The ad was slammed on social media in a country where about 90 percent of women between the ages of 18 and 39 reported being harassed in 2019, according to a study by the Arab Barometer research network.
“Taking a picture of a woman without her consent is creepy,” women’s rights activist Reem Abdellatif wrote on Twitter. “You enable sexual harassment.”
Another critic, Ahmed Tawfiikk, questioned how the company could have thought the ad had been a good idea.
“How was this ever approved in the first place?” he wrote during the post on Instagram.
“That’s the real problem here. This shows that there is a whole TEAM of individuals who at no time along the way have ever thought ‘is this appropriate?’, Or ‘is there nothing wrong with this?'”

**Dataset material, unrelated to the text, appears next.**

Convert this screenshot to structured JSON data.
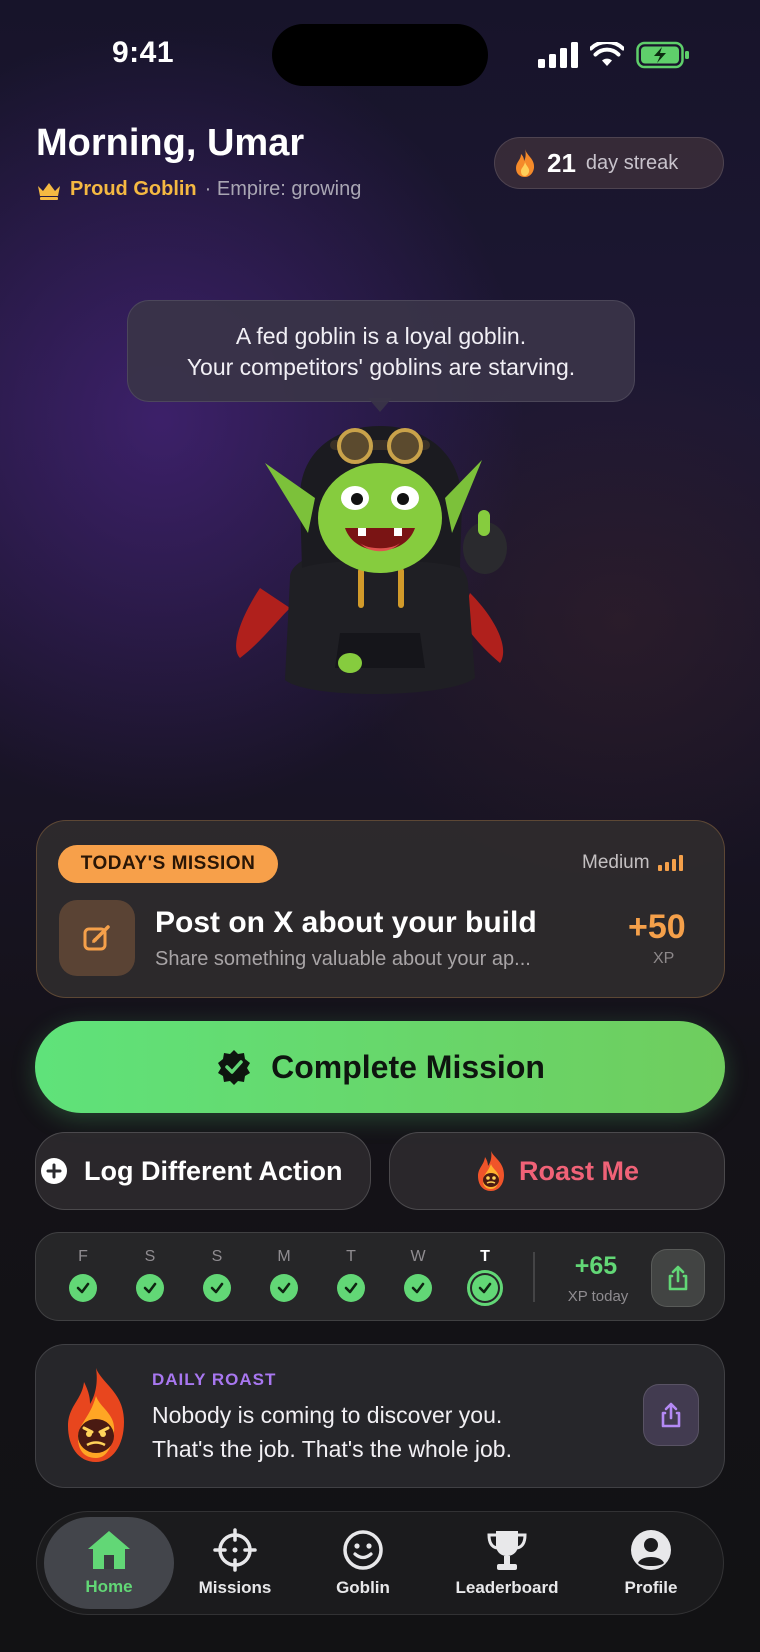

On Thursday, Citroën said they had removed the ad.
“We have been made aware that a scene … had been perceived as inappropriate,” Citroën wrote in a statement on their Instagram account“We make the decision to withdraw this version of the advertisement … and we offer our sincere apologies to all the offended communities of this film.”

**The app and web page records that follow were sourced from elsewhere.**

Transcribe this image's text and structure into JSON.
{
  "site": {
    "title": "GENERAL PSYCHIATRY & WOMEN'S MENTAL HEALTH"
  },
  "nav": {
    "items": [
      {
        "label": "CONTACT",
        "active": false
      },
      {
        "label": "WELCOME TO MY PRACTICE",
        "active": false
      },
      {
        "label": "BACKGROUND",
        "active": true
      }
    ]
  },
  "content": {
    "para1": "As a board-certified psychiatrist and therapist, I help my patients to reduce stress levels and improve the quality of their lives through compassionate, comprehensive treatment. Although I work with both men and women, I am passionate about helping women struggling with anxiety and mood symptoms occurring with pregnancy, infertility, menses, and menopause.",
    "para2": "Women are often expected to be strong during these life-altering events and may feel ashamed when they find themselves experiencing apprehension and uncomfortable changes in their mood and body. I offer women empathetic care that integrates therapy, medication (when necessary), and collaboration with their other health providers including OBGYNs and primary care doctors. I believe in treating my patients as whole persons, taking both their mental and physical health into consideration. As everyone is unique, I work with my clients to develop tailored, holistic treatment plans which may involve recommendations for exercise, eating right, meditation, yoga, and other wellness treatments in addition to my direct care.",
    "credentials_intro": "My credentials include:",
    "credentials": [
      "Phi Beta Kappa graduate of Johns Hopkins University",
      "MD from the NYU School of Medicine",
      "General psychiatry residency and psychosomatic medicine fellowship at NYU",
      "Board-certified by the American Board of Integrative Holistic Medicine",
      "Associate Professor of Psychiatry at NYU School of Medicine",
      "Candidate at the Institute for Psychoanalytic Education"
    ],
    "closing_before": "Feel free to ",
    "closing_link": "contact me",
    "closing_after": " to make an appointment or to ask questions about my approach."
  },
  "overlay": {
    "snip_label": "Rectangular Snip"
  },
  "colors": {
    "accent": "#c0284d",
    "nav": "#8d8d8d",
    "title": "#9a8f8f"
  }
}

Source: Citroën / Kasrawy
Online, people kept criticizing Diab, a megastar in the Arab world, for his part in the ad and apology.

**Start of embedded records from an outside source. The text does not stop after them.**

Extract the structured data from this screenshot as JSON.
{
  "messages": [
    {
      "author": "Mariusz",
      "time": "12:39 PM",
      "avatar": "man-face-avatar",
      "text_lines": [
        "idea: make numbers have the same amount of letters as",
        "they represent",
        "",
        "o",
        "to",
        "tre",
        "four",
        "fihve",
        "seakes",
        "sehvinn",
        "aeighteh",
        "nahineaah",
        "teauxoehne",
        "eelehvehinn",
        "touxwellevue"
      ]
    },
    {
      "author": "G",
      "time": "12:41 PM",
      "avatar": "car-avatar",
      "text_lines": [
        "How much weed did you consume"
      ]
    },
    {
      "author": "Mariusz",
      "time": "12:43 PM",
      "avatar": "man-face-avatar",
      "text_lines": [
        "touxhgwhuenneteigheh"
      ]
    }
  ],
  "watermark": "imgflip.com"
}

“People look up to him as an idol and he is well aware of the insecure situations Egyptian women are constantly facing,” wrote a Twitter user named Mena.
“It’s alarming that he did not see the red flags in this scenario.”
Diab posted the ad on its social media accounts so that millions of Arabs had access to it.